Perhaps the most quixotic of Abu Dhabi's book initiatives is the Kalima translation project. Every year, Kalima selects 100 titles from the vastness of world literature and arranges to have them translated into Arabic. Looking down the list of items that Kalima has picked so far, that Martelian sense of high-minded randomness is pronounced. A volume on the ethics of Emmanuel Levinas rubs shoulders with a work on physiognomy (Rose Rosetree's The Power of Face Reading). Edna O'Brien's soupy memoir Mother Ireland shares shelf space with the ferocious, glittering Fragments, by Elias Canetti. There's Eckhart Tolle's new-age tract A New Earth, and Stephen Hawking's A Briefer History of Time. Who could be interested in all of them? Well, exactly. They aren't for any individual. They're meant to edify and enlighten a global language community. Each book is not for everyone (though it's tempting to think one or two of them might strike a chord with Stephen Harper).
It's gratifying to see Abu Dhabi investing in work such as this. After all, literature matters. Leave aside the ponderous Matthew Arnold stuff about "the best that has been thought and said". Never mind the school board line about learning to grasp and assess sustained argument, or the soppy pieties about imaginative empathy and seeing the other fellow's point of view. It matters because it's cheap to make, hard to consume, and so tells us more about ourselves than any other taste we might profess. Stendhal thought the novel held a mirror up to reality. It does, and the reality it reflects is the reality of what we want.
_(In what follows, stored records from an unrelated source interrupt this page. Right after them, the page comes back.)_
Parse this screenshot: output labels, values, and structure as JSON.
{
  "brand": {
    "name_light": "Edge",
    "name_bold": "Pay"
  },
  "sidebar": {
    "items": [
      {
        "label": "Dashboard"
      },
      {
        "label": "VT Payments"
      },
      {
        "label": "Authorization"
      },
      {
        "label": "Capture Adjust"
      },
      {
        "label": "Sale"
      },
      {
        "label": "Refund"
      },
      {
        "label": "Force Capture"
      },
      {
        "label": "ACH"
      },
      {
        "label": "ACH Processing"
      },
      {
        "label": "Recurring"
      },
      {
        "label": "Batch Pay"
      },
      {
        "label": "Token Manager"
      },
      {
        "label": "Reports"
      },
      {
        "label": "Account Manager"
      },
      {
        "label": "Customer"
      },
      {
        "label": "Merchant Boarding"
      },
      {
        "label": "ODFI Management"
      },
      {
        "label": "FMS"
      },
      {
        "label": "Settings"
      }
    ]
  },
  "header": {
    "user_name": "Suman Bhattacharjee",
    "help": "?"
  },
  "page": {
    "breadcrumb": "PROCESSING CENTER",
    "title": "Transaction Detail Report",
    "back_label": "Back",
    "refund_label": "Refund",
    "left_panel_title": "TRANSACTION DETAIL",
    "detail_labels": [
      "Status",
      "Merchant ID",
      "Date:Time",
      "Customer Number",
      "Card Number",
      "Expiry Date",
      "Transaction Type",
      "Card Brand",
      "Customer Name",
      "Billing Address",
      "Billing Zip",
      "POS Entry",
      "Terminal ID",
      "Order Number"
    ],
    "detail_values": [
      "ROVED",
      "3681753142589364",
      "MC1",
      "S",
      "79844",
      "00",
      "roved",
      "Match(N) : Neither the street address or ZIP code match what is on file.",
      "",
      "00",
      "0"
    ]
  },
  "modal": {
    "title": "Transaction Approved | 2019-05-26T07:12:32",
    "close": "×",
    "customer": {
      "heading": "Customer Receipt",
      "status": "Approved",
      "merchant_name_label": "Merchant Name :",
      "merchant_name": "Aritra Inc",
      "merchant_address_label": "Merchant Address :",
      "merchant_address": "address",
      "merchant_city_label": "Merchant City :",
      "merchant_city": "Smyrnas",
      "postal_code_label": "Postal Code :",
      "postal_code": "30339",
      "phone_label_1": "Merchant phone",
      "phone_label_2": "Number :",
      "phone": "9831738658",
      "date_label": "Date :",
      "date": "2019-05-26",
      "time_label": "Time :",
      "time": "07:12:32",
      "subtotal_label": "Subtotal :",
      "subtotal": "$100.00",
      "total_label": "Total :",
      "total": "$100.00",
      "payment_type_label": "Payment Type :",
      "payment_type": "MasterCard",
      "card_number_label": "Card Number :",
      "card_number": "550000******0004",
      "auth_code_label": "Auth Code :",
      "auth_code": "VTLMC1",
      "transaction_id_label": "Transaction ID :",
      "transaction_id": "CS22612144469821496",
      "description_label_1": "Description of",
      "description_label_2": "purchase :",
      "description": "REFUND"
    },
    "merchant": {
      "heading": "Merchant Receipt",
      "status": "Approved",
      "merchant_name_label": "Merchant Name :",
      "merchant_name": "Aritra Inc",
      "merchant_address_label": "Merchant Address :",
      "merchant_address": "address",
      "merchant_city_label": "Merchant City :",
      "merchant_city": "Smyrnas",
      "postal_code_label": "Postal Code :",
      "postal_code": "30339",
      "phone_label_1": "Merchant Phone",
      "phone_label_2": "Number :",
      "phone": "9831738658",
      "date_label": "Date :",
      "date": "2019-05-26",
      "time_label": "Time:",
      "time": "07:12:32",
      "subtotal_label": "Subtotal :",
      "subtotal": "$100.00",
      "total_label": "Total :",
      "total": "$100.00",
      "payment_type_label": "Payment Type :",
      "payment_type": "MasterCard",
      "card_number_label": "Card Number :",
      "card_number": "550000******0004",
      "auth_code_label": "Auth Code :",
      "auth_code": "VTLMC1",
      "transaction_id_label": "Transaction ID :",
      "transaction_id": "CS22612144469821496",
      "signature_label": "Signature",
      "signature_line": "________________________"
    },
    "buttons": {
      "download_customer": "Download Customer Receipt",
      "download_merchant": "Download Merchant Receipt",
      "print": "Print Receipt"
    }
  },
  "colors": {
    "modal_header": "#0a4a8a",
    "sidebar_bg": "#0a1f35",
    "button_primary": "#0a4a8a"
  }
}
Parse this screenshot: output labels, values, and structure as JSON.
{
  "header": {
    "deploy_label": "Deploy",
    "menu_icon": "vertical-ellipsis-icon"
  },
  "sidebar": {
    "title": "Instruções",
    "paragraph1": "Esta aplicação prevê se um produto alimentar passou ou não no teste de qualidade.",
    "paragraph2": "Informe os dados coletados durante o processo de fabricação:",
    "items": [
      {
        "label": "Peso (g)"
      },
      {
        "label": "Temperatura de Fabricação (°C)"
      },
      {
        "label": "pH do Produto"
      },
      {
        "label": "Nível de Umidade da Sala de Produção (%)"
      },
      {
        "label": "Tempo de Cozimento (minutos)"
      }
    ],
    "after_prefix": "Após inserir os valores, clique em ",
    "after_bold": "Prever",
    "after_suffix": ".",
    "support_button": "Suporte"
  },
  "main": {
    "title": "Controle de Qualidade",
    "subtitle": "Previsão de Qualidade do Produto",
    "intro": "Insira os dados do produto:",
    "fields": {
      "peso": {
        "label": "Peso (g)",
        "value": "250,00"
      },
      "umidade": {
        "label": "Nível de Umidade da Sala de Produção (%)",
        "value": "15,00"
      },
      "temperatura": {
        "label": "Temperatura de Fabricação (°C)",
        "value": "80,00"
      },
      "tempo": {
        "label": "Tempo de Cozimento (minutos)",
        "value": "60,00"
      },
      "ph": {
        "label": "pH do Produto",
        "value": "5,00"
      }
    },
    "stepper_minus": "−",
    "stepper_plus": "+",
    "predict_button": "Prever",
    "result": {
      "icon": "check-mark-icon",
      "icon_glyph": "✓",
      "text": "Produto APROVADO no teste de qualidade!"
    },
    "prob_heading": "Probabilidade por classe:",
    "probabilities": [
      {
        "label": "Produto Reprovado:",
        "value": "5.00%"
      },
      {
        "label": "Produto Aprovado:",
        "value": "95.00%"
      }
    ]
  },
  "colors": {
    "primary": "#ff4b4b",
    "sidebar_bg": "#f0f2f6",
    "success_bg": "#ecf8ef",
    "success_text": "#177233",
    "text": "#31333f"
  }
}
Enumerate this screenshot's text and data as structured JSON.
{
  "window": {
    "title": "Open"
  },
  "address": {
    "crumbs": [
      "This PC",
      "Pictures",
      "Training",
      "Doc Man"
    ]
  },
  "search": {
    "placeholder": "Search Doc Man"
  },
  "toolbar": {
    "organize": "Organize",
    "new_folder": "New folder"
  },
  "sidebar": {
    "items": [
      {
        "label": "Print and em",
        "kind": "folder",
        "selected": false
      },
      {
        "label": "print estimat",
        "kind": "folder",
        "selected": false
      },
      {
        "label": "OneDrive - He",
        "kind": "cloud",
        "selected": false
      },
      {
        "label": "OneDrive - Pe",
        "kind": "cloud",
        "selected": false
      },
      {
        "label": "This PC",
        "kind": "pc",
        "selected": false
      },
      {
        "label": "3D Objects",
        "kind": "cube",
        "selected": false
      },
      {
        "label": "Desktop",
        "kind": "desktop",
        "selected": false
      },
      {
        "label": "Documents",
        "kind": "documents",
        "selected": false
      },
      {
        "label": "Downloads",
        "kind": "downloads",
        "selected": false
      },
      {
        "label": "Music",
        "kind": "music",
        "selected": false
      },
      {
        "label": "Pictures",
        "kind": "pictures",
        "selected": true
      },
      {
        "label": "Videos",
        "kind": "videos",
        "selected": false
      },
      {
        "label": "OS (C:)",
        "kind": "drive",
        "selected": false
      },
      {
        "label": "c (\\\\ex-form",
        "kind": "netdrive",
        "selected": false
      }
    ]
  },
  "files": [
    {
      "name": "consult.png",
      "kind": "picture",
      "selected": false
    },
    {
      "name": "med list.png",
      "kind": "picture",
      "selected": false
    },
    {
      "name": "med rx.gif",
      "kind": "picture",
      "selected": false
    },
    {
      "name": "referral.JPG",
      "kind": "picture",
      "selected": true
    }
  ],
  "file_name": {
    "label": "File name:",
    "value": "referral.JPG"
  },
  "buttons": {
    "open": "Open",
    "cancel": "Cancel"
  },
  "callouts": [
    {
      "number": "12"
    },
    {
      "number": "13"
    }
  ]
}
Very often we learn to tolerate art we don't like. We snore through atonal operas and laugh at B-movies. We push ourselves around museums wearing a contemplative frown and reach the cafe before our foreheads are aching too badly. Uniquely among the arts, you can't do that with books. A book means a commitment of hours, and if it isn't working for you, it probably isn't working at all. The page becomes a grey sea and your eyes roll in your head. You make excuses not to pick the thing up again. Bedtime feels like a punishment. Some books let you in. Others bounce you at the door. You can hide it or lie about it, but the book knows who you are. And after a few such experiences, so do you.
The moral of all this, unlikely as it might seem, is that there's a kind of value in Martel's correspondence with Harper. The Canadian prime minister gains even from the books that miss their mark. As do we all, moving through a sea of things we don't want to read, and occasionally - happy day! - stumbling on something that we really, really do want to. It's a wasteful process in some ways, this way of coming to know ourselves, and one that has never done much for the bank balances of the majority of its servants. How laudable, then, that Adach supports it through initiatives like ADIBF and Kalima. You might not feel terribly still in the booming vastness of the Adnec exhibition centre this week. But you should, in a sense that has nothing to do with bank balances, feel rich.
The Abu Dhabi International Book Fair runs from tomorrow until March 7 at Adnec. For more information, visit www.adbookfair.com.